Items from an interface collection
Content starts

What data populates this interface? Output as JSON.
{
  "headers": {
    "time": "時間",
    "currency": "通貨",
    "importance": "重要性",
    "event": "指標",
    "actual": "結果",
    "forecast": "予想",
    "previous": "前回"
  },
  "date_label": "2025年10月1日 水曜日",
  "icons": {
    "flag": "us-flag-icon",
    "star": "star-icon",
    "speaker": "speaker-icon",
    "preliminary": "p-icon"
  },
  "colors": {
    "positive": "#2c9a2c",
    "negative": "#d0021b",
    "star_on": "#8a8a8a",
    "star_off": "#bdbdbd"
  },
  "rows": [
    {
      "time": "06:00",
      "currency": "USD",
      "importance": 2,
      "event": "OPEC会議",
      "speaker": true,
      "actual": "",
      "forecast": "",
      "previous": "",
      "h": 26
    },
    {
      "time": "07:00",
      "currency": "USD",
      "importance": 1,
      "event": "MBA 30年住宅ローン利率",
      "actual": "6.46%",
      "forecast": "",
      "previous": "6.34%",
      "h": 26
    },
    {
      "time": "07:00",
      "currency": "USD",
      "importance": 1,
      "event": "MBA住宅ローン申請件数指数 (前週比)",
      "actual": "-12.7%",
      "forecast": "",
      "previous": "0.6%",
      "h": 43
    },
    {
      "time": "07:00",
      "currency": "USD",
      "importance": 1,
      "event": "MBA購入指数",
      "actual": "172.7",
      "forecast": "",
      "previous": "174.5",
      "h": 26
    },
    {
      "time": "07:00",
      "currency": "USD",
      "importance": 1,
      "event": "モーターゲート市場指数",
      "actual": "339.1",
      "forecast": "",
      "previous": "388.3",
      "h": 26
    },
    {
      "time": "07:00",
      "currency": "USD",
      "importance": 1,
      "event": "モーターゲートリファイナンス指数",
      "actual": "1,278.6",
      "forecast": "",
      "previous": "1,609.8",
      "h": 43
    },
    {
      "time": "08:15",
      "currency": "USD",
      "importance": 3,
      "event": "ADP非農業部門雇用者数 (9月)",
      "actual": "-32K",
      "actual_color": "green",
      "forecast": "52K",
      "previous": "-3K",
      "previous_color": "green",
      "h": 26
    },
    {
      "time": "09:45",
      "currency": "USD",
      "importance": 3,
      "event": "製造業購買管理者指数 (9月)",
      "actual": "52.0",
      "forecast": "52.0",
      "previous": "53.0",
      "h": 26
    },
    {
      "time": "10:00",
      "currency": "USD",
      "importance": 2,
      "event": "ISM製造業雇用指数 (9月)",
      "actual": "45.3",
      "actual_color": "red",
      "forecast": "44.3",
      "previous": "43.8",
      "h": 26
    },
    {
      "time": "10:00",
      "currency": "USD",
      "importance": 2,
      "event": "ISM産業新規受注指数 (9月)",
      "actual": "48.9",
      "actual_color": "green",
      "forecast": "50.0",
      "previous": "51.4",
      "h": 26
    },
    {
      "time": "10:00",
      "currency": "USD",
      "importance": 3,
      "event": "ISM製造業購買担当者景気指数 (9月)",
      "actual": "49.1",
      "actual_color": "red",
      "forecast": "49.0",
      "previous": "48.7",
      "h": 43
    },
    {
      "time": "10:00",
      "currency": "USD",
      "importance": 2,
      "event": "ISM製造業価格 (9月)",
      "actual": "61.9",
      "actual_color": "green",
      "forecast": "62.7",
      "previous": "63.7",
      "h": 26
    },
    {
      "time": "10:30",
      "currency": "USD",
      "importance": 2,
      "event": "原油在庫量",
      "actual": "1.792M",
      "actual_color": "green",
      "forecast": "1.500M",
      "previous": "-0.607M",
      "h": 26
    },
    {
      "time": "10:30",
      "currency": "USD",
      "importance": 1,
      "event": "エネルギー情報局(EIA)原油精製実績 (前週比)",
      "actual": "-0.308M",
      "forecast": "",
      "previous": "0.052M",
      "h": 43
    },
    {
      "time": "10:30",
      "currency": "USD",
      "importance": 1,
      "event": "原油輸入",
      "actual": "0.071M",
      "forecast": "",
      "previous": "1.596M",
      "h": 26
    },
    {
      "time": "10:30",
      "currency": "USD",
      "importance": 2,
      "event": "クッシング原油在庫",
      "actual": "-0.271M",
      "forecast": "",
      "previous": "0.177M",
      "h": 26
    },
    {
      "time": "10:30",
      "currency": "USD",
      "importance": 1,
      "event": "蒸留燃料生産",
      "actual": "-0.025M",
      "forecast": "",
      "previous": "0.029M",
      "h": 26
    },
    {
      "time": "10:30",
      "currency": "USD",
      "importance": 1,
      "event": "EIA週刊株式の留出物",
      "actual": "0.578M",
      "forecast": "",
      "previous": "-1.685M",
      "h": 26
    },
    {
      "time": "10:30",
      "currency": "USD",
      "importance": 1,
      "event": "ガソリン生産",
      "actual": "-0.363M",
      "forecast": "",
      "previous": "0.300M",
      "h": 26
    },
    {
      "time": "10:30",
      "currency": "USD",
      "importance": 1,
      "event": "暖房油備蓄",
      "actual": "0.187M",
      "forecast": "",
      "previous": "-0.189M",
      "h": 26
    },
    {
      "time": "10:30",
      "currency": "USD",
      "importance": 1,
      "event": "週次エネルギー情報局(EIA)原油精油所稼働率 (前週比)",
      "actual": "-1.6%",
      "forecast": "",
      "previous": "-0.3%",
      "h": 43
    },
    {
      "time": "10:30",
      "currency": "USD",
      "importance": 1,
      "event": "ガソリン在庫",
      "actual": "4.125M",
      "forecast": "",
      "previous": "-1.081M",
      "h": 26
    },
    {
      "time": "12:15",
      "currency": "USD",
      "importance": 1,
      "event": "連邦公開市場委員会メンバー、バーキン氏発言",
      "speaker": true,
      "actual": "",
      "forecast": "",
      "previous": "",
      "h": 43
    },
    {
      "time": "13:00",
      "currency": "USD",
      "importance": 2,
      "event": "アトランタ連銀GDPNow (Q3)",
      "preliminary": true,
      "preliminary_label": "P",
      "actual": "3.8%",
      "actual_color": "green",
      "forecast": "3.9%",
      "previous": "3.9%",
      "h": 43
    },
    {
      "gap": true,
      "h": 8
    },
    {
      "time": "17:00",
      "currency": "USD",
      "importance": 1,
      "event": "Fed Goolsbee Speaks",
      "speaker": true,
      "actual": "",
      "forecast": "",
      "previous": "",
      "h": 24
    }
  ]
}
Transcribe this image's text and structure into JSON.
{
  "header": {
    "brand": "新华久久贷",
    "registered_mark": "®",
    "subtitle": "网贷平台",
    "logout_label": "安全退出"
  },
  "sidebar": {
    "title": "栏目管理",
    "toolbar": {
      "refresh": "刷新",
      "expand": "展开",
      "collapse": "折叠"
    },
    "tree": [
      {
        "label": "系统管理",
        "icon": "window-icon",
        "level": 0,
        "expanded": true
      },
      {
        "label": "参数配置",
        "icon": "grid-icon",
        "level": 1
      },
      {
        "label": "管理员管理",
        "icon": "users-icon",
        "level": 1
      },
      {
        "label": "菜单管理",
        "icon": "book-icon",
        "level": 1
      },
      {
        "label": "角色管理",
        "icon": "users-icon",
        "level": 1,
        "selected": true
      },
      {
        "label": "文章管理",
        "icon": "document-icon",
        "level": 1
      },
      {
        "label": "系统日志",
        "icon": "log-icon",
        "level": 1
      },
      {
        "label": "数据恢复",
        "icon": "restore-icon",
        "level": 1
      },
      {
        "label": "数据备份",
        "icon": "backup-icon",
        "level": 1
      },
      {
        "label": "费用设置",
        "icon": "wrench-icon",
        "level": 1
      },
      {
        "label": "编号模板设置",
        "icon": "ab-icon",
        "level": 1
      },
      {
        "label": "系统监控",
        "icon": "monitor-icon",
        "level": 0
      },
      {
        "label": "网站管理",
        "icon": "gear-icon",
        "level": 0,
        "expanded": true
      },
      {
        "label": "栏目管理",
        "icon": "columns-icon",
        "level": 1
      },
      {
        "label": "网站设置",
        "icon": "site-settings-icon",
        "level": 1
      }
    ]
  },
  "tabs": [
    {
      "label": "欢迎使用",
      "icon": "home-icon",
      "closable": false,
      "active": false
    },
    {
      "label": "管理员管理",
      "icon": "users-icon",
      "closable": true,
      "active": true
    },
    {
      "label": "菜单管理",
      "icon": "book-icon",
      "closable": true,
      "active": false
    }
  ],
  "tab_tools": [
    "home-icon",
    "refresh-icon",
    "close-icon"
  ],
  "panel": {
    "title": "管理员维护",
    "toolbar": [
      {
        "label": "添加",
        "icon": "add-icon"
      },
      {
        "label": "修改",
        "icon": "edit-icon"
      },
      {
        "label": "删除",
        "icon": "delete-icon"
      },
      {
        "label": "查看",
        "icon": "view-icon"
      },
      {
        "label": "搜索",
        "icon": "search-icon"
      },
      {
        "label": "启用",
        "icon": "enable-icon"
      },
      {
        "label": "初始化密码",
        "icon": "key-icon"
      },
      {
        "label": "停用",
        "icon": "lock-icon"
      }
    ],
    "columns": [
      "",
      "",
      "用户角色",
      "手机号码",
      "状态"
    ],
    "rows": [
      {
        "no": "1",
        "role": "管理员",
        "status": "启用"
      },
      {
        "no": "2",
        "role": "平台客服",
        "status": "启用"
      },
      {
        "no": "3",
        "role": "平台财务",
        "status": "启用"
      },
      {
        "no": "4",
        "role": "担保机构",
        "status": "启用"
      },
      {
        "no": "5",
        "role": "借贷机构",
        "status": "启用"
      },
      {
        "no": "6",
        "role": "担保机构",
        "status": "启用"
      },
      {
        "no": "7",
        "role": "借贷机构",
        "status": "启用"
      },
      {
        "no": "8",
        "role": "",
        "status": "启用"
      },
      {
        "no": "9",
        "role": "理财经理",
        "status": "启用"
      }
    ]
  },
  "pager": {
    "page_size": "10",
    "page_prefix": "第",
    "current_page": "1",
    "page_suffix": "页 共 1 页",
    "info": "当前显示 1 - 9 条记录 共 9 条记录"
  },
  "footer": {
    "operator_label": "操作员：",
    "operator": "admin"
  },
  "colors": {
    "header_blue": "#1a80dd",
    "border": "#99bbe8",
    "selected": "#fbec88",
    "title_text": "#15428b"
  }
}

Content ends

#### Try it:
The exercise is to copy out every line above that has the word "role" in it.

#### Written answer:
        "role": "管理员",
        "role": "平台客服",
        "role": "平台财务",
        "role": "担保机构",
        "role": "借贷机构",
        "role": "担保机构",
        "role": "借贷机构",
        "role": "",
        "role": "理财经理",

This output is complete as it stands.